The North Denver News reports
that big-thumbed Thomas Martel, of Bonnie Brae, Colorado, has had his thumbs surgically altered, thanks to a "revolutionary new surgical technique known as 'whittling,'" in order to make it easier for him to use his iPhone:
"This is really, on the edge sort of stuff," explains Dr. Robert Fox Spars, who worked on developing the procedure. "We're turning plastic surgery from something that people use in service of vanity, to a real tool for improving workplace efficiency." The procedure involved making a small incision into both thumbs and shaving down the bones, followed by careful muscular alteration and modification of the fingernails. While Martel's new thumbs now appear small and effeminate in comparison to his otherwise very large hands, he says he can still lift "pretty much anything I could lift before the surgery - though opening spaghetti sauce jars has been a problem. That was a big surprise."
The North Denver News does not appear to be a spoof newspaper, like The Onion, which would be the easiest explanation for this story, but I'm calling hoax on it anyway.
Who are these people: Thomas Martel and Dr. Robert Fox Spars? Except for references to them related to this story, I can't find any record of them in a search engine, or a directory listing. You would think that such a cutting-edge plastic surgeon would be listed somewhere. Nor can I find any other stories written by the author of the piece, "James Benfly."
Plus, the surgical procedure itself sounds absurd. I've heard of women having surgery to narrow their feet, to allow them to look better in high heels. But surgery to allow someone to use an iPhone more easily? I'm not buying it. My guess is that the North Denver News threw in a joke story to keep their readers entertained.
The North Denver News has admitted the story was a hoax
, and they list some of the points they were trying to make:
that U.S. society accepts plastic surgery and decorative deformation of the human body for vanity, but not other reasons (consider the Bonds steroid stories); that technology has become a new cult phenomena, in which items are praised or ridiculed based upon tribal allegiances instead of functionality and performance (and we are members of the Cult of the Mac- iPhone division); and we like to pretend that some of our writers have a sense of humor.

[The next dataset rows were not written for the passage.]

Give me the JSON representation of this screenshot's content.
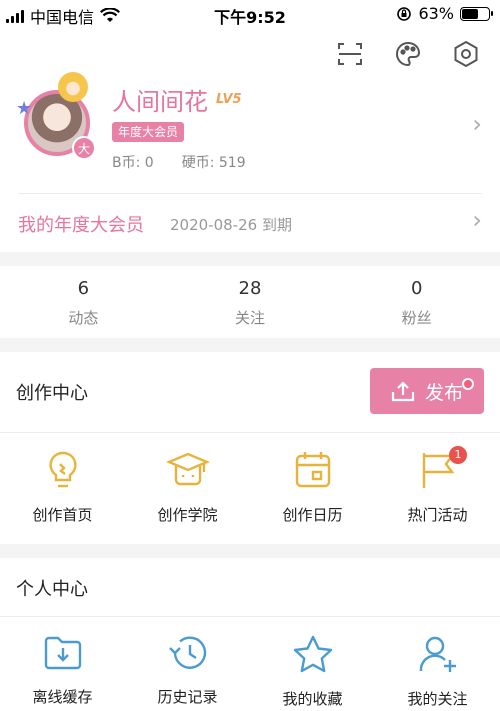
{
  "status_bar": {
    "carrier": "中国电信",
    "time": "下午9:52",
    "battery": "63%",
    "battery_level": 0.63
  },
  "header_icons": [
    "scan-icon",
    "palette-icon",
    "settings-icon"
  ],
  "profile": {
    "username": "人间间花",
    "level": "LV5",
    "vip_badge": "年度大会员",
    "avatar_badge": "大",
    "b_coin_label": "B币:",
    "b_coin_value": "0",
    "hard_coin_label": "硬币:",
    "hard_coin_value": "519"
  },
  "vip": {
    "title": "我的年度大会员",
    "date": "2020-08-26 到期"
  },
  "stats": [
    {
      "value": "6",
      "label": "动态"
    },
    {
      "value": "28",
      "label": "关注"
    },
    {
      "value": "0",
      "label": "粉丝"
    }
  ],
  "creation_center": {
    "title": "创作中心",
    "publish_label": "发布",
    "items": [
      {
        "icon": "lightbulb-icon",
        "label": "创作首页"
      },
      {
        "icon": "academy-icon",
        "label": "创作学院"
      },
      {
        "icon": "calendar-icon",
        "label": "创作日历"
      },
      {
        "icon": "flag-icon",
        "label": "热门活动",
        "badge": "1"
      }
    ]
  },
  "personal_center": {
    "title": "个人中心",
    "items": [
      {
        "icon": "download-folder-icon",
        "label": "离线缓存"
      },
      {
        "icon": "history-icon",
        "label": "历史记录"
      },
      {
        "icon": "star-icon",
        "label": "我的收藏"
      },
      {
        "icon": "add-user-icon",
        "label": "我的关注"
      }
    ]
  },
  "colors": {
    "pink": "#e881a6",
    "gold": "#e8b33a",
    "blue": "#4a9bd0"
  }
}
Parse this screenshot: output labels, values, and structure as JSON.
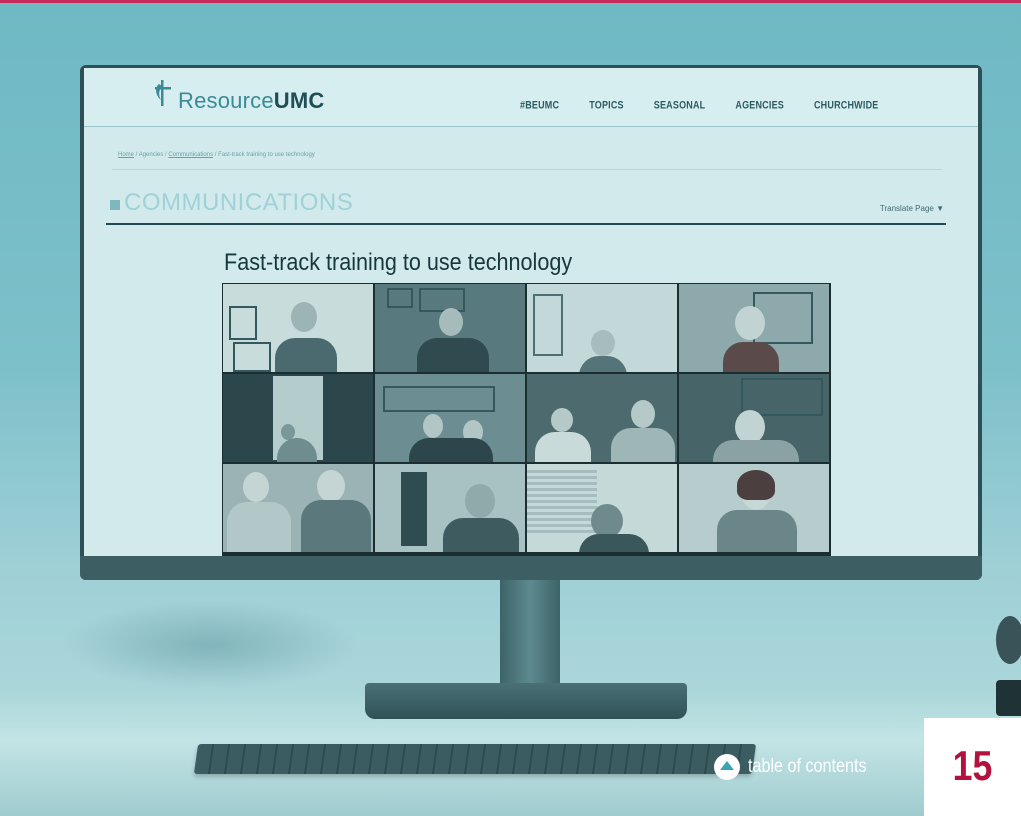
{
  "site": {
    "logo_prefix": "Resource",
    "logo_suffix": "UMC",
    "nav": [
      "#BEUMC",
      "TOPICS",
      "SEASONAL",
      "AGENCIES",
      "CHURCHWIDE"
    ]
  },
  "breadcrumb": {
    "home": "Home",
    "sep1": " / ",
    "agencies": "Agencies",
    "sep2": " / ",
    "communications": "Communications",
    "sep3": " / ",
    "current": "Fast-track training to use technology"
  },
  "section": {
    "title": "COMMUNICATIONS",
    "translate": "Translate Page ▼"
  },
  "article": {
    "title": "Fast-track training to use technology"
  },
  "footer": {
    "toc_label": "table of contents",
    "page_number": "15"
  },
  "colors": {
    "accent": "#b4123e",
    "tint": "#6fb9c4"
  },
  "icons": [
    "cross-flame-logo-icon",
    "caret-up-icon"
  ]
}
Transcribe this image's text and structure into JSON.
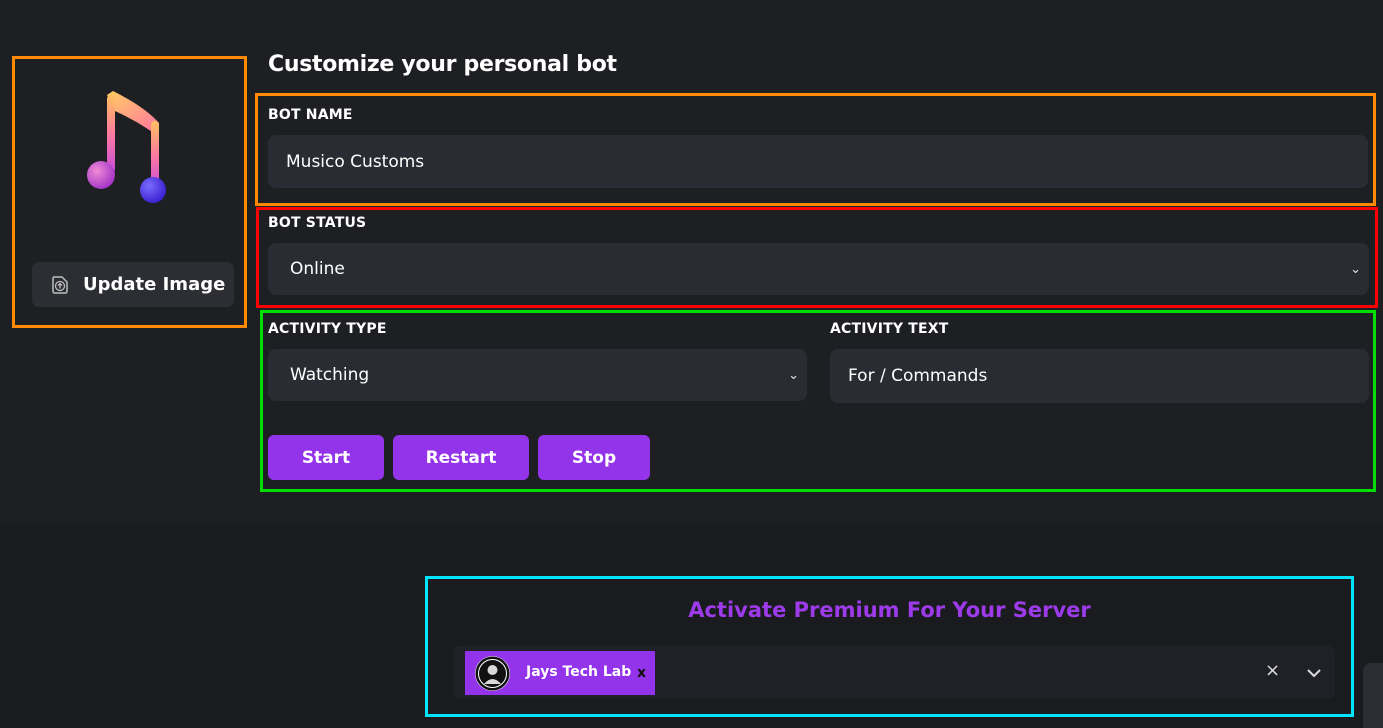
{
  "avatar": {
    "icon": "music-note-icon",
    "update_label": "Update Image"
  },
  "page": {
    "title": "Customize your personal bot"
  },
  "bot_name": {
    "label": "BOT NAME",
    "value": "Musico Customs"
  },
  "bot_status": {
    "label": "BOT STATUS",
    "value": "Online"
  },
  "activity": {
    "type_label": "ACTIVITY TYPE",
    "type_value": "Watching",
    "text_label": "ACTIVITY TEXT",
    "text_value": "For / Commands"
  },
  "actions": {
    "start": "Start",
    "restart": "Restart",
    "stop": "Stop"
  },
  "premium": {
    "title": "Activate Premium For Your Server",
    "selected_server": "Jays Tech Lab",
    "remove_symbol": "x",
    "clear_symbol": "×"
  },
  "colors": {
    "accent": "#9333ea",
    "background": "#1e1f23",
    "field": "#2a2c33"
  }
}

I've got to say (as I give myself a pat on the back) that I called this one pretty much exactly right. But it's amazing how many newspapers took this story totally at face value without questioning it at all.